Many of these issues are circumvented by the concept that each student’s scores are not attached or identified to a specific student. Results are compiled and noted at a classroom, grade, school and district levels to evaluate performance. But at the economic level school districts that have a higher social, economic class affords a tax base that consistently performs better, have lower drop-out rates and fewer rates for crime and incarceration. Thus, there is the question of equal access to education and how are the measured differences to be addressed? Of course, these are complex questions with even more complex discussion and with mind-boggling state statutes, regulations and administrative endeavors.

Dotting the I’s and crossing the T’s of education. We have expanded the I’s and the T’s. Is not the I’s only include; instruction, indoctrination, investigation, intervention and imagination? And the T’s; is it only teaching, training, tutoring, technology and testing?

So ends part one “old school” the set-up for part two; “new school.” As in other areas of life, there is change occurring in finance, economy, religion and politics. It also positioned education for significant change. It’s important in life to stop and ask fundamental questions of what are we doing, why are we doing it and how is it done; where and when? The lesson of history is that if we are not aware of our history, we are doomed to repeat it. If we know what has happened, we can at least try something different.

Homework: Go watch the movie “School of Rock” with Jack Black (2003). School of Rock – Wikipedia

If you have children, the 5-part series on parenting may also be of interest.

Peace, love and light!


10/9/2022, updated 4/2/2023

Published by Love Change Grow LLC

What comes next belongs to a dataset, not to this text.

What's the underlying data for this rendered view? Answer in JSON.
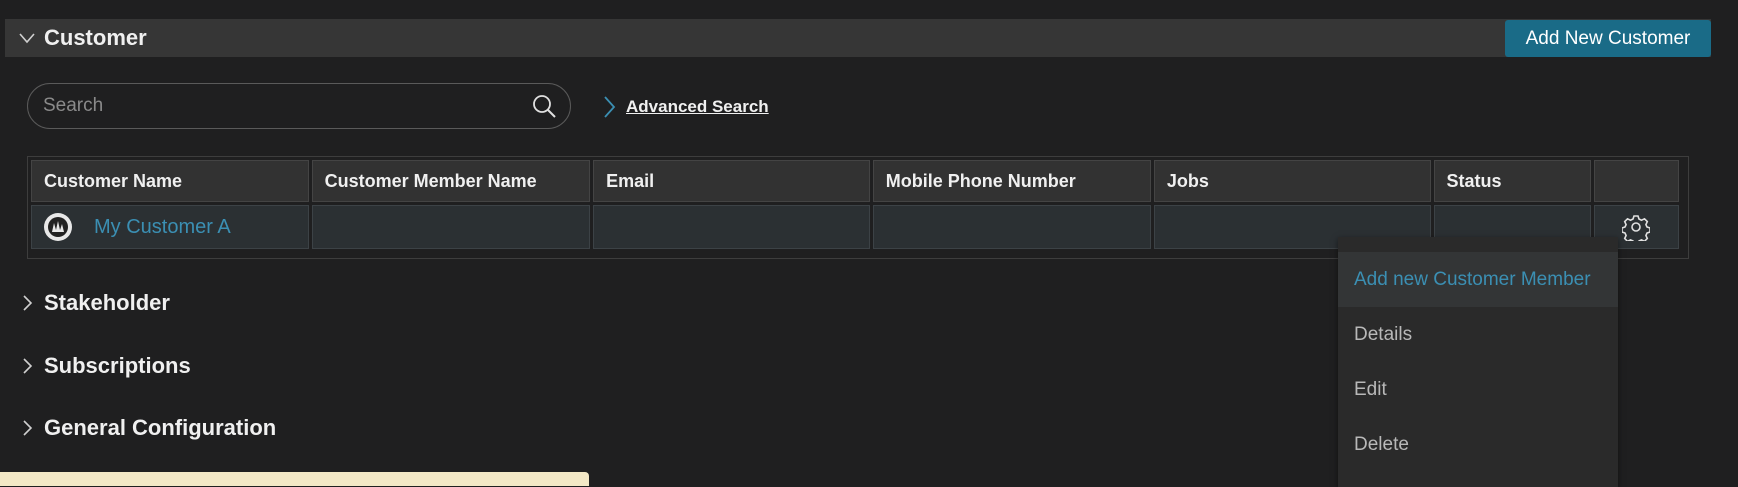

Counselor and crisis consultant of 25 years. Providing education about how to navigate change.

Leave a Reply

%d bloggers like this: